Previous research has shown that adolescents with ADHD are more likely to have behavioral problems such as CD than adolescents without ADHD. This study sheds light on one possible explanation as to why around half of adolescents with ADHD develop CD and the other half does not. It is vital to examine these links as while ADHD can increase the likelihood of several adverse life outcomes such as poor school performance, substance use, offending, and suicidal behavior, co-existing CD can increase that risk even further. The results of the study show that the adolescents’ social environment may be at play here. Adolescents with ADHD who had experienced family conflict were more likely to develop CD than the adolescents who had not experienced family conflict.

What would be the most important take-home messages from the study?

Having ADHD increases the likelihood adolescents developing CD. Furthermore, this relationship between ADHD and CD is at least partly socially determined. Family conflict can increase the risk of adolescents with ADHD further developing CD, which in turn can increase the risk of various adverse life outcomes. If early action is taken, which focuses on adolescents’ social environment, it may be possible to prevent children and adolescents with ADHD from developing CD.

How are these findings important in practice?

The findings of this study highlight the need to reach out to children and adolescents with ADHD, especially those experiencing conflict in the home, and their families. Practitioners who work with adolescents with ADHD need to familiarize themselves with the adolescents’ social environment and provide them and their families with support in order to prevent the development of CD and/or other behavioral problems.

What other studies can be recommended to further an understanding/application of the findings?

Looking further into the social environment of children with ADHD and other developmental disorders is important to further understand how risk of the development of comorbid CD may be reduced. This study, along with others, shows that the relationship between ADHD and CD may differ between genders. Future studies should thus also explore how gender comes into play as different prevention approaches may be appropriate depending on gender. In the case of the relationship between ADHD and CD, a well-designed intervention study focusing on children and/or adolescents with ADHD who experience family conflict in their homes would be valuable in exploring how the likelihood of those children developing CD can be diminished.

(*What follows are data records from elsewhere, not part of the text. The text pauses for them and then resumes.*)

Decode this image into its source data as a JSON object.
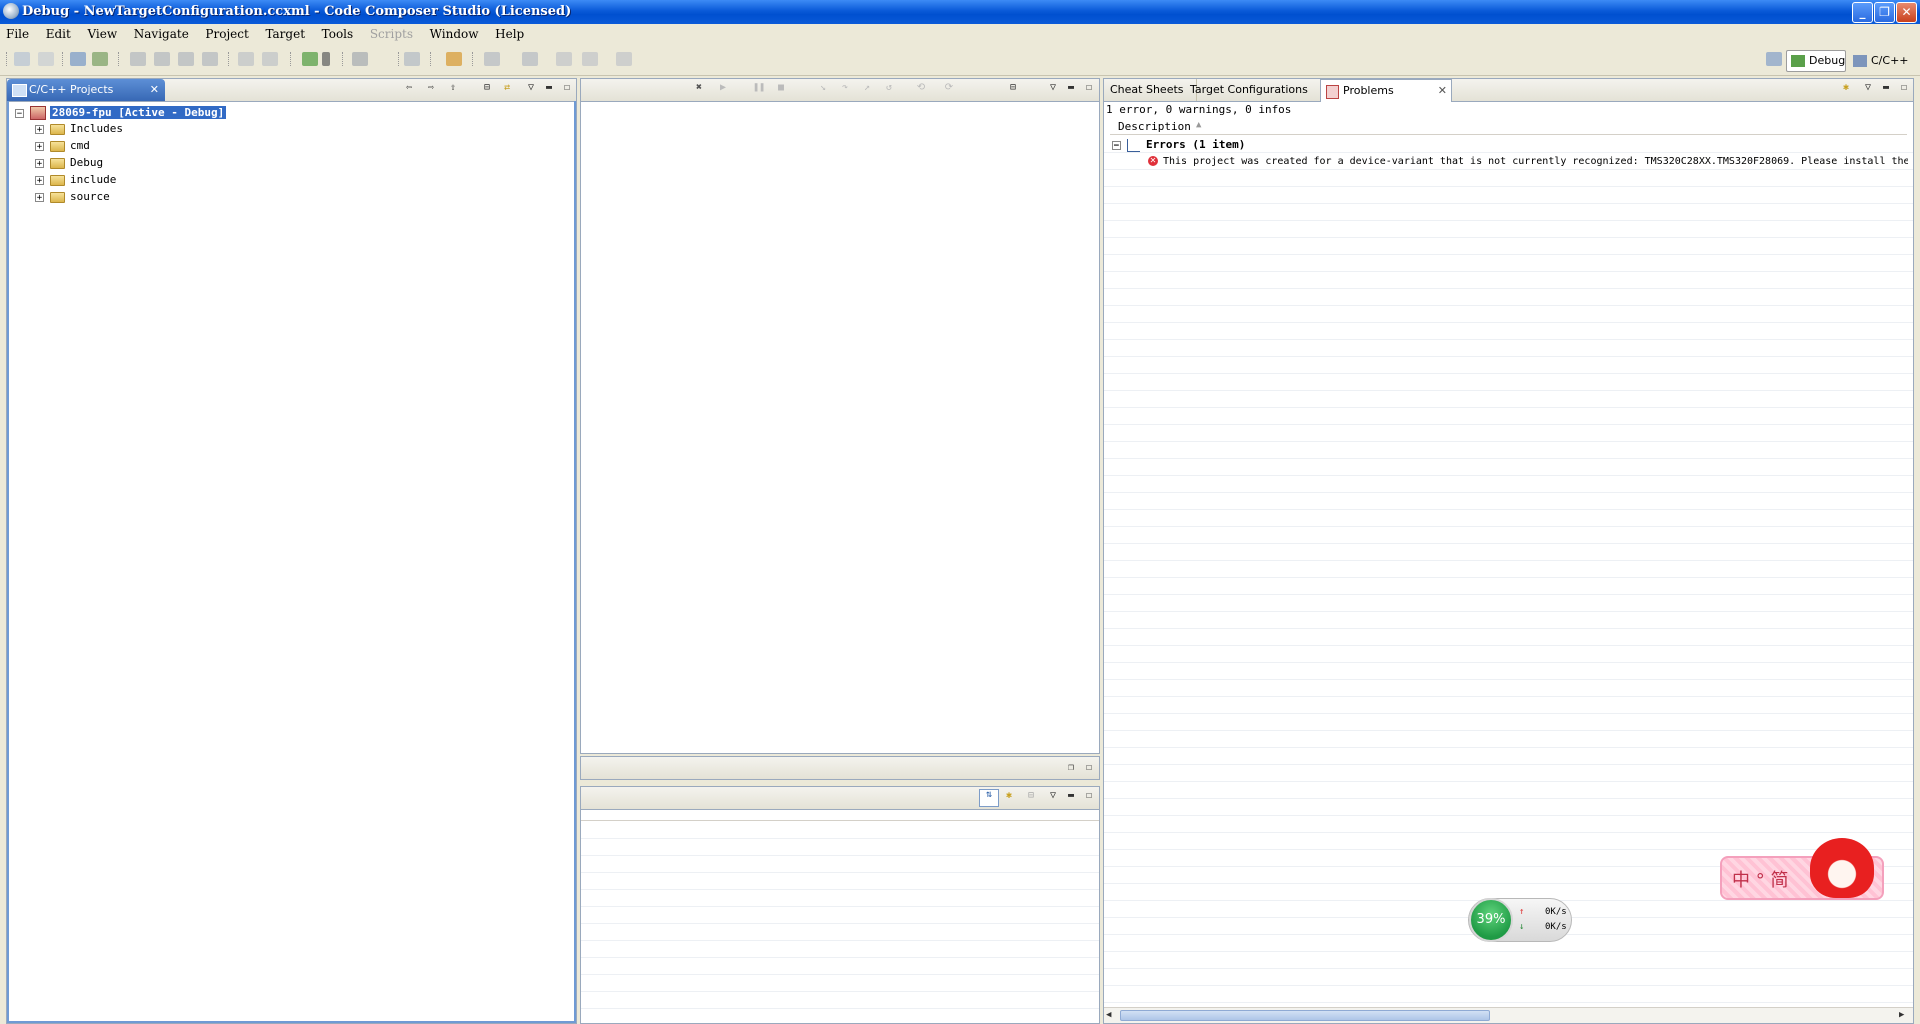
{
  "window": {
    "title": "Debug - NewTargetConfiguration.ccxml - Code Composer Studio (Licensed)"
  },
  "menu": [
    "File",
    "Edit",
    "View",
    "Navigate",
    "Project",
    "Target",
    "Tools",
    "Scripts",
    "Window",
    "Help"
  ],
  "perspectives": {
    "debug": "Debug",
    "cpp": "C/C++"
  },
  "projects_view": {
    "tab": "C/C++ Projects",
    "project": "28069-fpu  [Active - Debug]",
    "items": [
      "Includes",
      "cmd",
      "Debug",
      "include",
      "source"
    ]
  },
  "right_tabs": {
    "cheat": "Cheat Sheets",
    "target": "Target Configurations",
    "problems": "Problems"
  },
  "problems": {
    "summary": "1 error, 0 warnings, 0 infos",
    "column": "Description",
    "group": "Errors (1 item)",
    "message": "This project was created for a device-variant that is not currently recognized: TMS320C28XX.TMS320F28069. Please install the"
  },
  "tray": {
    "percent": "39%",
    "up": "0K/s",
    "down": "0K/s",
    "ime": "中 ° 简"
  },
  "colors": {
    "titlebar": "#0a5ad8",
    "selection": "#316ac5",
    "error": "#e0303a"
  }
}
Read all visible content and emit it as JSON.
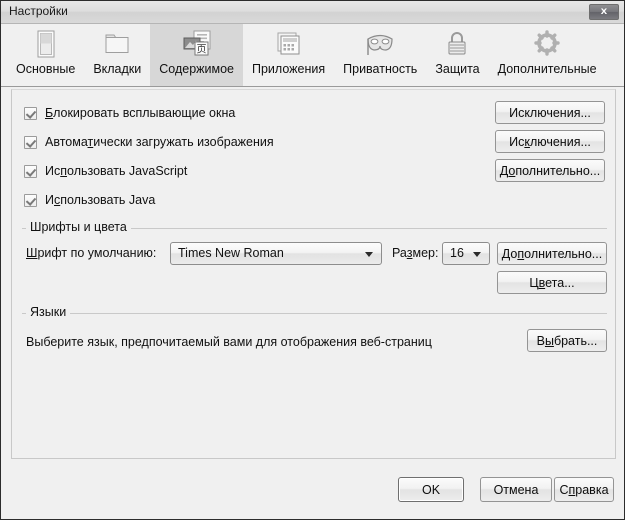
{
  "window": {
    "title": "Настройки",
    "close_label": "x"
  },
  "tabs": [
    {
      "label": "Основные",
      "icon": "browser-window-icon",
      "selected": false
    },
    {
      "label": "Вкладки",
      "icon": "folder-tabs-icon",
      "selected": false
    },
    {
      "label": "Содержимое",
      "icon": "content-page-icon",
      "selected": true
    },
    {
      "label": "Приложения",
      "icon": "applications-icon",
      "selected": false
    },
    {
      "label": "Приватность",
      "icon": "mask-icon",
      "selected": false
    },
    {
      "label": "Защита",
      "icon": "lock-icon",
      "selected": false
    },
    {
      "label": "Дополнительные",
      "icon": "gear-icon",
      "selected": false
    }
  ],
  "content": {
    "checkboxes": [
      {
        "pre": "",
        "acc": "Б",
        "post": "локировать всплывающие окна",
        "checked": true
      },
      {
        "pre": "Автома",
        "acc": "т",
        "post": "ически загружать изображения",
        "checked": true
      },
      {
        "pre": "Ис",
        "acc": "п",
        "post": "ользовать JavaScript",
        "checked": true
      },
      {
        "pre": "И",
        "acc": "с",
        "post": "пользовать Java",
        "checked": true
      }
    ],
    "side_buttons": [
      {
        "pre": "Исклю",
        "acc": "ю",
        "post": "чения...",
        "full": "Исключения...",
        "p1": "Исклю",
        "p2": "чения..."
      },
      {
        "pre": "Ис",
        "acc": "к",
        "post": "лючения...",
        "full": "Исключения..."
      },
      {
        "pre": "Д",
        "acc": "о",
        "post": "полнительно...",
        "full": "Дополнительно..."
      }
    ],
    "fonts_group": {
      "title": "Шрифты и цвета",
      "font_label_acc": "Ш",
      "font_label_rest": "рифт по умолчанию:",
      "font_value": "Times New Roman",
      "size_label_pre": "Ра",
      "size_label_acc": "з",
      "size_label_post": "мер:",
      "size_value": "16",
      "advanced_button": {
        "pre": "До",
        "acc": "п",
        "post": "олнительно..."
      },
      "colors_button": {
        "pre": "Ц",
        "acc": "в",
        "post": "ета..."
      }
    },
    "languages_group": {
      "title": "Языки",
      "description": "Выберите язык, предпочитаемый вами для отображения веб-страниц",
      "choose_button": {
        "pre": "В",
        "acc": "ы",
        "post": "брать..."
      }
    }
  },
  "footer": {
    "ok": "OK",
    "cancel": "Отмена",
    "help": {
      "pre": "С",
      "acc": "п",
      "post": "равка"
    }
  }
}
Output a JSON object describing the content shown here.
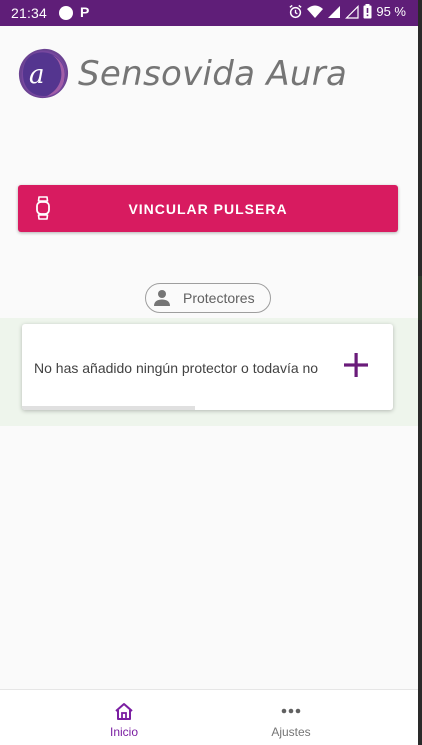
{
  "status_bar": {
    "time": "21:34",
    "app_letter": "P",
    "battery": "95 %",
    "icons": [
      "alarm-icon",
      "wifi-icon",
      "signal-icon",
      "signal-empty-icon",
      "battery-icon"
    ]
  },
  "header": {
    "logo_text": "Sensovida Aura",
    "logo_letter": "a"
  },
  "link_button": {
    "label": "VINCULAR PULSERA",
    "icon": "watch-icon"
  },
  "protectors_chip": {
    "label": "Protectores",
    "icon": "person-icon"
  },
  "protectors_card": {
    "message": "No has añadido ningún protector o todavía no",
    "add_icon": "plus-icon"
  },
  "bottom_nav": {
    "items": [
      {
        "label": "Inicio",
        "icon": "home-icon",
        "active": true
      },
      {
        "label": "Ajustes",
        "icon": "more-icon",
        "active": false
      }
    ]
  },
  "colors": {
    "status_bar": "#5f1e78",
    "primary_button": "#d81b60",
    "accent_purple": "#6a1b7a",
    "nav_active": "#7b1fa2"
  }
}
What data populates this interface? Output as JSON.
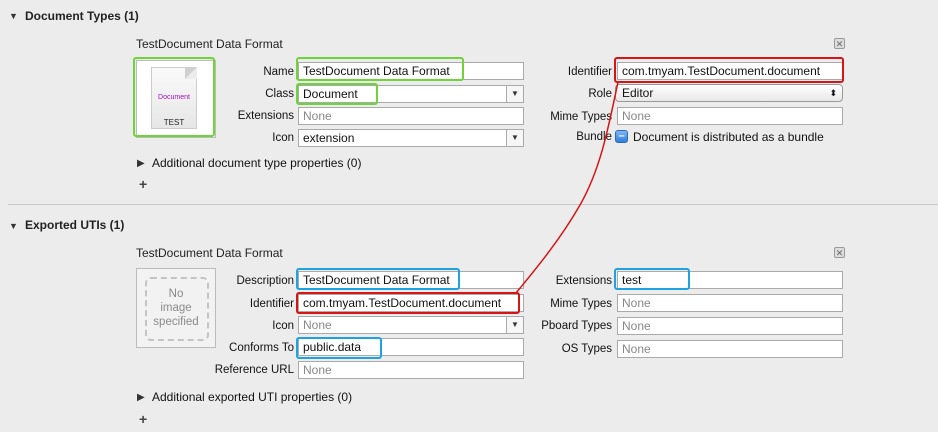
{
  "document_types": {
    "header": "Document Types (1)",
    "entry_title": "TestDocument Data Format",
    "icon_doc_text": "Document",
    "icon_label": "TEST",
    "labels": {
      "name": "Name",
      "class": "Class",
      "extensions": "Extensions",
      "icon": "Icon",
      "identifier": "Identifier",
      "role": "Role",
      "mime_types": "Mime Types",
      "bundle": "Bundle"
    },
    "values": {
      "name": "TestDocument Data Format",
      "class": "Document",
      "extensions_placeholder": "None",
      "icon": "extension",
      "identifier": "com.tmyam.TestDocument.document",
      "role": "Editor",
      "mime_types_placeholder": "None"
    },
    "bundle_text": "Document is distributed as a bundle",
    "additional": "Additional document type properties (0)",
    "add": "+"
  },
  "exported_utis": {
    "header": "Exported UTIs (1)",
    "entry_title": "TestDocument Data Format",
    "no_image": [
      "No",
      "image",
      "specified"
    ],
    "labels": {
      "description": "Description",
      "identifier": "Identifier",
      "icon": "Icon",
      "conforms_to": "Conforms To",
      "reference_url": "Reference URL",
      "extensions": "Extensions",
      "mime_types": "Mime Types",
      "pboard_types": "Pboard Types",
      "os_types": "OS Types"
    },
    "values": {
      "description": "TestDocument Data Format",
      "identifier": "com.tmyam.TestDocument.document",
      "icon_placeholder": "None",
      "conforms_to": "public.data",
      "reference_url_placeholder": "None",
      "extensions": "test",
      "mime_types_placeholder": "None",
      "pboard_types_placeholder": "None",
      "os_types_placeholder": "None"
    },
    "additional": "Additional exported UTI properties (0)",
    "add": "+"
  },
  "colors": {
    "green": "#6fd33a",
    "red": "#d61616",
    "blue": "#1fa3e0"
  }
}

References

Original paper: Sigfusdottir, I.D., Asgeirsdottir, B. B., Hall, H. A., Sigurdsson, J. F., Young, S., & Gudjonsson, G. H. (2017). An epidemiological study of ADHD and conduct disorder: does family conflict moderate the association? Social Psychiatry and Psychiatric Epidemiology. doi: 10.1007/s00127-017-1352-6.

Link to the original paper: http://link.springer.com/article/10.1007/s00127-017-1352-6

https://www.linkedin.com/in/inga-dora-sigfusdottir-59157315/

https://www.researchgate.net/profile/Inga_Sigfusdottir

Homepage of the Icelandic Centre for Social Research and Analysis: http://www.rannsoknir.is/en/home/


 

About Inga Dora Sigfusdottir, Professor, Reykjavik University

Alternative Text

Dr. Inga Dora Sigfusdottir is a Professor at Reykjavik University, a Visiting Professor at Karolinska Institutet and as a Research Professor at Teachers College, Columbia University in New York. She is currently the PI of an interdisciplinary group of scholars in the US and Europe, which is carrying out a longitudinal, bio-social study of Icelandic children. In conjunction with her research activities, she has provided academic leadership as the founder and CEO of a social science research institute, the Icelandic Centre for Social Research and Analysis (ICSRA).

Inga Dora Sigfusdottir on the Web
More on: ADHD, Parenting
Latest update: May 17, 2017